**EXERCISE REQUIREMENTS**
All of the data is to be set down again without alteration.

[Opening INPUT DATA section]

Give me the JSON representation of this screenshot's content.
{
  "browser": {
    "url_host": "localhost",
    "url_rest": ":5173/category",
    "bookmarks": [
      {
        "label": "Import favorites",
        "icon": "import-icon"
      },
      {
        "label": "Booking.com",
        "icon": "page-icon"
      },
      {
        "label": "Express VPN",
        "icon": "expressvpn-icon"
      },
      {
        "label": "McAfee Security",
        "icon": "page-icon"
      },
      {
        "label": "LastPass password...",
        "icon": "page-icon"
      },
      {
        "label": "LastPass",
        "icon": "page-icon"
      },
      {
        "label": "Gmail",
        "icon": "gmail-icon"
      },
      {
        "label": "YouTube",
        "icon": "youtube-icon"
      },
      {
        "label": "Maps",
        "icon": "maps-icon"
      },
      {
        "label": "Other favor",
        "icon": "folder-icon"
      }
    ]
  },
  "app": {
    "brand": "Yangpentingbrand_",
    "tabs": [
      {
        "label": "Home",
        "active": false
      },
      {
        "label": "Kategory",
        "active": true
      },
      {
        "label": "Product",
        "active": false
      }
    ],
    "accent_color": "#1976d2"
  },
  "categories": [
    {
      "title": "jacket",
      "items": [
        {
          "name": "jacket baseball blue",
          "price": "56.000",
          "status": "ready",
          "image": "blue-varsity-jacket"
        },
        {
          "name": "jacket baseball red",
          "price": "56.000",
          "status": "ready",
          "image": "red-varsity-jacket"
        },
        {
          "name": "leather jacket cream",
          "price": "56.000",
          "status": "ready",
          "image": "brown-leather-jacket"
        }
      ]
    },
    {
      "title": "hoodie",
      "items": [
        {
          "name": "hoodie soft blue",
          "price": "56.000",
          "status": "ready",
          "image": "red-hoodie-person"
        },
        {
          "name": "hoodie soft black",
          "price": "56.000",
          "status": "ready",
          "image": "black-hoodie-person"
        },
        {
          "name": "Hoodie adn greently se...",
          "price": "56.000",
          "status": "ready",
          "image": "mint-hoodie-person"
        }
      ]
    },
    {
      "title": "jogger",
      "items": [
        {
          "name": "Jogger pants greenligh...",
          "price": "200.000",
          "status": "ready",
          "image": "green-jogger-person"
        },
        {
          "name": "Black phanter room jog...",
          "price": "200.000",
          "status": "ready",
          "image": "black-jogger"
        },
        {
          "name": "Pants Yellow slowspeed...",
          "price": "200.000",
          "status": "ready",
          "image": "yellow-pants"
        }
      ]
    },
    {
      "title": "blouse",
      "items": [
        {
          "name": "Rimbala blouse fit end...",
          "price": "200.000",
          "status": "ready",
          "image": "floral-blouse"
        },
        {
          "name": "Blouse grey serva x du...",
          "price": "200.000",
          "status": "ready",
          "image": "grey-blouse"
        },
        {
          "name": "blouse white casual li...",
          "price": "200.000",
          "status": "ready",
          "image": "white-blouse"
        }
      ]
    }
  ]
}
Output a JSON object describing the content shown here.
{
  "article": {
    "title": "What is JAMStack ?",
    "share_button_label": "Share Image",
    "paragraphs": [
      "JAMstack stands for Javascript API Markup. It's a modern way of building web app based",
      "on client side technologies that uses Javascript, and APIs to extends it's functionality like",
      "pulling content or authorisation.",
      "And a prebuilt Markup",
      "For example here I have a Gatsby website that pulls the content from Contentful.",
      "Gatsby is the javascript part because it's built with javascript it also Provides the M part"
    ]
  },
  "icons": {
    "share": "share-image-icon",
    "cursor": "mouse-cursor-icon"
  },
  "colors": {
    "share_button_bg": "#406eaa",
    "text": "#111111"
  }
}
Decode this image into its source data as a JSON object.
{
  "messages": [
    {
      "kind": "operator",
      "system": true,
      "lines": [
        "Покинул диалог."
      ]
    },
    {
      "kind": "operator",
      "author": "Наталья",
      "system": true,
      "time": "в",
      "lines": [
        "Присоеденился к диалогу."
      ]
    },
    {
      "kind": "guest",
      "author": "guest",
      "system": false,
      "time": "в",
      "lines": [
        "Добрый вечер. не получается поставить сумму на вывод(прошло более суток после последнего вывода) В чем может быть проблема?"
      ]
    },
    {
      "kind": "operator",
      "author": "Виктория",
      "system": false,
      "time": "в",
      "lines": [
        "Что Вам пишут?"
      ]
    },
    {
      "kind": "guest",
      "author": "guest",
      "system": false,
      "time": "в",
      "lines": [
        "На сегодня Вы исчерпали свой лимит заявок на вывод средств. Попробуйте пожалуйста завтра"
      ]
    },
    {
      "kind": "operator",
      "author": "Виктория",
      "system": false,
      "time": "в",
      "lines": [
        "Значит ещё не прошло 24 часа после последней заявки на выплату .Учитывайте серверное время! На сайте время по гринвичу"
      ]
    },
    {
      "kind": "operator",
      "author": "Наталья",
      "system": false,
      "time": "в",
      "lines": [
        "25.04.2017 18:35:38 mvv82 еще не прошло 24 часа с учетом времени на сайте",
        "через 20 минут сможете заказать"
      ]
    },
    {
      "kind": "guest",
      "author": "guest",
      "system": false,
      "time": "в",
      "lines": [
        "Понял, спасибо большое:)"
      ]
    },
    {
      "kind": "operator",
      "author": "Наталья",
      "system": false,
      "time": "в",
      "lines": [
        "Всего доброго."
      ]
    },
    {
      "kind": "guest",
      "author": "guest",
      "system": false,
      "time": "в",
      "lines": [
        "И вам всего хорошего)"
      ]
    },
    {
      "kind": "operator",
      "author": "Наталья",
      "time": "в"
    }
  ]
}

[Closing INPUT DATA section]

**ANSWER**
Give me the JSON representation of this screenshot's content.
{
  "browser": {
    "url_host": "localhost",
    "url_rest": ":5173/category",
    "bookmarks": [
      {
        "label": "Import favorites",
        "icon": "import-icon"
      },
      {
        "label": "Booking.com",
        "icon": "page-icon"
      },
      {
        "label": "Express VPN",
        "icon": "expressvpn-icon"
      },
      {
        "label": "McAfee Security",
        "icon": "page-icon"
      },
      {
        "label": "LastPass password...",
        "icon": "page-icon"
      },
      {
        "label": "LastPass",
        "icon": "page-icon"
      },
      {
        "label": "Gmail",
        "icon": "gmail-icon"
      },
      {
        "label": "YouTube",
        "icon": "youtube-icon"
      },
      {
        "label": "Maps",
        "icon": "maps-icon"
      },
      {
        "label": "Other favor",
        "icon": "folder-icon"
      }
    ]
  },
  "app": {
    "brand": "Yangpentingbrand_",
    "tabs": [
      {
        "label": "Home",
        "active": false
      },
      {
        "label": "Kategory",
        "active": true
      },
      {
        "label": "Product",
        "active": false
      }
    ],
    "accent_color": "#1976d2"
  },
  "categories": [
    {
      "title": "jacket",
      "items": [
        {
          "name": "jacket baseball blue",
          "price": "56.000",
          "status": "ready",
          "image": "blue-varsity-jacket"
        },
        {
          "name": "jacket baseball red",
          "price": "56.000",
          "status": "ready",
          "image": "red-varsity-jacket"
        },
        {
          "name": "leather jacket cream",
          "price": "56.000",
          "status": "ready",
          "image": "brown-leather-jacket"
        }
      ]
    },
    {
      "title": "hoodie",
      "items": [
        {
          "name": "hoodie soft blue",
          "price": "56.000",
          "status": "ready",
          "image": "red-hoodie-person"
        },
        {
          "name": "hoodie soft black",
          "price": "56.000",
          "status": "ready",
          "image": "black-hoodie-person"
        },
        {
          "name": "Hoodie adn greently se...",
          "price": "56.000",
          "status": "ready",
          "image": "mint-hoodie-person"
        }
      ]
    },
    {
      "title": "jogger",
      "items": [
        {
          "name": "Jogger pants greenligh...",
          "price": "200.000",
          "status": "ready",
          "image": "green-jogger-person"
        },
        {
          "name": "Black phanter room jog...",
          "price": "200.000",
          "status": "ready",
          "image": "black-jogger"
        },
        {
          "name": "Pants Yellow slowspeed...",
          "price": "200.000",
          "status": "ready",
          "image": "yellow-pants"
        }
      ]
    },
    {
      "title": "blouse",
      "items": [
        {
          "name": "Rimbala blouse fit end...",
          "price": "200.000",
          "status": "ready",
          "image": "floral-blouse"
        },
        {
          "name": "Blouse grey serva x du...",
          "price": "200.000",
          "status": "ready",
          "image": "grey-blouse"
        },
        {
          "name": "blouse white casual li...",
          "price": "200.000",
          "status": "ready",
          "image": "white-blouse"
        }
      ]
    }
  ]
}
Output a JSON object describing the content shown here.
{
  "article": {
    "title": "What is JAMStack ?",
    "share_button_label": "Share Image",
    "paragraphs": [
      "JAMstack stands for Javascript API Markup. It's a modern way of building web app based",
      "on client side technologies that uses Javascript, and APIs to extends it's functionality like",
      "pulling content or authorisation.",
      "And a prebuilt Markup",
      "For example here I have a Gatsby website that pulls the content from Contentful.",
      "Gatsby is the javascript part because it's built with javascript it also Provides the M part"
    ]
  },
  "icons": {
    "share": "share-image-icon",
    "cursor": "mouse-cursor-icon"
  },
  "colors": {
    "share_button_bg": "#406eaa",
    "text": "#111111"
  }
}
Decode this image into its source data as a JSON object.
{
  "messages": [
    {
      "kind": "operator",
      "system": true,
      "lines": [
        "Покинул диалог."
      ]
    },
    {
      "kind": "operator",
      "author": "Наталья",
      "system": true,
      "time": "в",
      "lines": [
        "Присоеденился к диалогу."
      ]
    },
    {
      "kind": "guest",
      "author": "guest",
      "system": false,
      "time": "в",
      "lines": [
        "Добрый вечер. не получается поставить сумму на вывод(прошло более суток после последнего вывода) В чем может быть проблема?"
      ]
    },
    {
      "kind": "operator",
      "author": "Виктория",
      "system": false,
      "time": "в",
      "lines": [
        "Что Вам пишут?"
      ]
    },
    {
      "kind": "guest",
      "author": "guest",
      "system": false,
      "time": "в",
      "lines": [
        "На сегодня Вы исчерпали свой лимит заявок на вывод средств. Попробуйте пожалуйста завтра"
      ]
    },
    {
      "kind": "operator",
      "author": "Виктория",
      "system": false,
      "time": "в",
      "lines": [
        "Значит ещё не прошло 24 часа после последней заявки на выплату .Учитывайте серверное время! На сайте время по гринвичу"
      ]
    },
    {
      "kind": "operator",
      "author": "Наталья",
      "system": false,
      "time": "в",
      "lines": [
        "25.04.2017 18:35:38 mvv82 еще не прошло 24 часа с учетом времени на сайте",
        "через 20 минут сможете заказать"
      ]
    },
    {
      "kind": "guest",
      "author": "guest",
      "system": false,
      "time": "в",
      "lines": [
        "Понял, спасибо большое:)"
      ]
    },
    {
      "kind": "operator",
      "author": "Наталья",
      "system": false,
      "time": "в",
      "lines": [
        "Всего доброго."
      ]
    },
    {
      "kind": "guest",
      "author": "guest",
      "system": false,
      "time": "в",
      "lines": [
        "И вам всего хорошего)"
      ]
    },
    {
      "kind": "operator",
      "author": "Наталья",
      "time": "в"
    }
  ]
}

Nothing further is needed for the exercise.